Sunday, July 29, 2007

Hegemonic Teens vs. Subaltern Teens

Tim points us to a VERY interesting article by Danah Boyd titled, "Viewing American Class Divisions Through Facebook and MySpace." You can read the entire article here.

I'll repost part of the article:

The goodie two shoes, jocks, athletes, or other "good" kids are now going to Facebook. These kids tend to come from families who emphasize education and going to college. They are part of what we'd call hegemonic society. They are primarily white, but not exclusively. They are in honors classes, looking forward to the prom, and live in a world dictated by after school activities.

MySpace is still home for Latino/Hispanic teens, immigrant teens, "burnouts," "alternative kids," "art fags," punks, emos, goths, gangstas, queer kids, and other kids who didn't play into the dominant high school popularity paradigm. These are kids whose parents didn't go to college, who are expected to get a job when they finish high school. These are the teens who plan to go into the military immediately after schools. Teens who are really into music or in a band are also on MySpace. MySpace has most of the kids who are socially ostracized at school because they are geeks, freaks, or queers.

This is a very interesting article on many fronts. First of all, Danah draws some great conclusions from the data she has collected. Secondly, one could make a gigantic leap and assume that there are more followers of Jesus that utilize Facebook than MySpace. I know in the past few weeks that I have engaged with Facebook, a "mini-revolution" has exploded in the Christian community, especially among pastors, church staff and other bloggers.

I realize that Jesus came to "save" all of us, but don't we read in scripture that Jesus hung out with the "wrong" crowd most of the time? If that's the case, then isn't it safe to assume that Jesus would be hanging out on MySpace and not Facebook? This begs an important question: "Where should we be directing our thoughts and energy?"


Jo said...

I am beginning to think that I have been put in my mission field.... The public school system.

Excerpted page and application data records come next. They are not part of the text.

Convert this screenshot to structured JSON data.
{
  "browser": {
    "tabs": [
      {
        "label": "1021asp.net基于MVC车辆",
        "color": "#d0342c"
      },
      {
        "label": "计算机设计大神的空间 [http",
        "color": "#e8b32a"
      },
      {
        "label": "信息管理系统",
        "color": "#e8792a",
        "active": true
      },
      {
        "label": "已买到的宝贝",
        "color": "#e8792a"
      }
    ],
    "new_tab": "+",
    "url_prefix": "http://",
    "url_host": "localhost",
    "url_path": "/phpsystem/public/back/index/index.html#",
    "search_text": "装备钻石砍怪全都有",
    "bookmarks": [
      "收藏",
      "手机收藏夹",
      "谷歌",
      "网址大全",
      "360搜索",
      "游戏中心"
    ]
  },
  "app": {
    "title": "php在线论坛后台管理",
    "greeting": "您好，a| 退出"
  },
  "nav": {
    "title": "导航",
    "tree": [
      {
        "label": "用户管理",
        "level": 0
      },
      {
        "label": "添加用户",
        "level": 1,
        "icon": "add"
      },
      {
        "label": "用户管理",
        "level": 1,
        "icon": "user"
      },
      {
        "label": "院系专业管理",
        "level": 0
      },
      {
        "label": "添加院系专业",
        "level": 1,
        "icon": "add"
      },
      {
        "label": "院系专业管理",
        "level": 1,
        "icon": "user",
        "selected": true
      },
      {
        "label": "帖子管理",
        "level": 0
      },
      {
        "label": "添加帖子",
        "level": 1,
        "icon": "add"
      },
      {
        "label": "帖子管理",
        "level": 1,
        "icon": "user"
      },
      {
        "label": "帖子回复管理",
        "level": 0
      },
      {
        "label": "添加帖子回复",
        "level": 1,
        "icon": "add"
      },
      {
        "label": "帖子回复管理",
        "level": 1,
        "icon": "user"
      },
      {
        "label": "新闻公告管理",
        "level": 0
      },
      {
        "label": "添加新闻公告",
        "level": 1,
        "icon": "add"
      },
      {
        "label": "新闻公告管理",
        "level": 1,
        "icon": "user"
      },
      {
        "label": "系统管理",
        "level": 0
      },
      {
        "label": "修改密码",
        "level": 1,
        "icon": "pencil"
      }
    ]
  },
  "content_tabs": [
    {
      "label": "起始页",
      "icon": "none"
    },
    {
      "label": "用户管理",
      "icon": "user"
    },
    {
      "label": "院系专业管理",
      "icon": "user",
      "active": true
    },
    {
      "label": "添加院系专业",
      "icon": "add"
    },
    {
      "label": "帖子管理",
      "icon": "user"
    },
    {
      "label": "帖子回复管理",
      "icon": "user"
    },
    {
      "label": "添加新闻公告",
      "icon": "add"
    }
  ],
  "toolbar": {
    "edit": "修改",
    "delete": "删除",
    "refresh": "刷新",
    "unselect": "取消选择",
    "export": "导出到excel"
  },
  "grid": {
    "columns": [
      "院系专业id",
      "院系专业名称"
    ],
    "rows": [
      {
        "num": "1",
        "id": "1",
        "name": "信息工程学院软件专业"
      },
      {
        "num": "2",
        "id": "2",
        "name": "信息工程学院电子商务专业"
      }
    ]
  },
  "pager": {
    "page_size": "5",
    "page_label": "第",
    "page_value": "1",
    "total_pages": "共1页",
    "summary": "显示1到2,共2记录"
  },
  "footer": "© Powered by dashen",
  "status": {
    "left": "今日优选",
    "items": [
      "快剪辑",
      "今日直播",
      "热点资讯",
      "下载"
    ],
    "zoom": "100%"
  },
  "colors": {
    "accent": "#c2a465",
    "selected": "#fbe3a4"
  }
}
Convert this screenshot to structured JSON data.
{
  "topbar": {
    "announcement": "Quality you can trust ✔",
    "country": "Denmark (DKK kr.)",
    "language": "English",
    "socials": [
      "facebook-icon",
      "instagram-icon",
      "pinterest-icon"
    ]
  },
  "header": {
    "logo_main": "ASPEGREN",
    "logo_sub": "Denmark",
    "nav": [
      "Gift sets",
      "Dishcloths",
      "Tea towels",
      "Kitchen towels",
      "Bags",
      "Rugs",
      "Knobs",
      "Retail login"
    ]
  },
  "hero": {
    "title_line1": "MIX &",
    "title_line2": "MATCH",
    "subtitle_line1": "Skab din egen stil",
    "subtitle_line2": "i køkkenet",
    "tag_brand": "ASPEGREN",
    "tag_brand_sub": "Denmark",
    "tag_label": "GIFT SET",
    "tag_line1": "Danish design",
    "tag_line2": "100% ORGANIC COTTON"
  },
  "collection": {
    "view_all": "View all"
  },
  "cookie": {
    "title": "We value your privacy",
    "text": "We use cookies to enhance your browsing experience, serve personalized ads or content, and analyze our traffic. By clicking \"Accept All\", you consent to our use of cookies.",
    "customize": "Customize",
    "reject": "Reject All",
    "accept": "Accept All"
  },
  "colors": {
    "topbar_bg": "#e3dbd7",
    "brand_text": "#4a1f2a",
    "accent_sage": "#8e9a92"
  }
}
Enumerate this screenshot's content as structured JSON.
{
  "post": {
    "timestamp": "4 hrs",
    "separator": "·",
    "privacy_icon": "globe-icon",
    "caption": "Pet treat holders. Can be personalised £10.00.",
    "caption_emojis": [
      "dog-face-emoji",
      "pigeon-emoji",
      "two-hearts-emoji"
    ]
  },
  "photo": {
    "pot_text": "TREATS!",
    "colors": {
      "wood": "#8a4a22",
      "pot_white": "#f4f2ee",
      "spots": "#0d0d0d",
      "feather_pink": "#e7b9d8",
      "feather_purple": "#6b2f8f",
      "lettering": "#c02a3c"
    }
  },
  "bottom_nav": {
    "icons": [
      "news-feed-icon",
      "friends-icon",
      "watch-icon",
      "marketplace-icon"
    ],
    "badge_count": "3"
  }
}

Michael Goldsmith said...

What a great mission field that is!! Of course, sometimes it's not the kids that need the rescuing! :)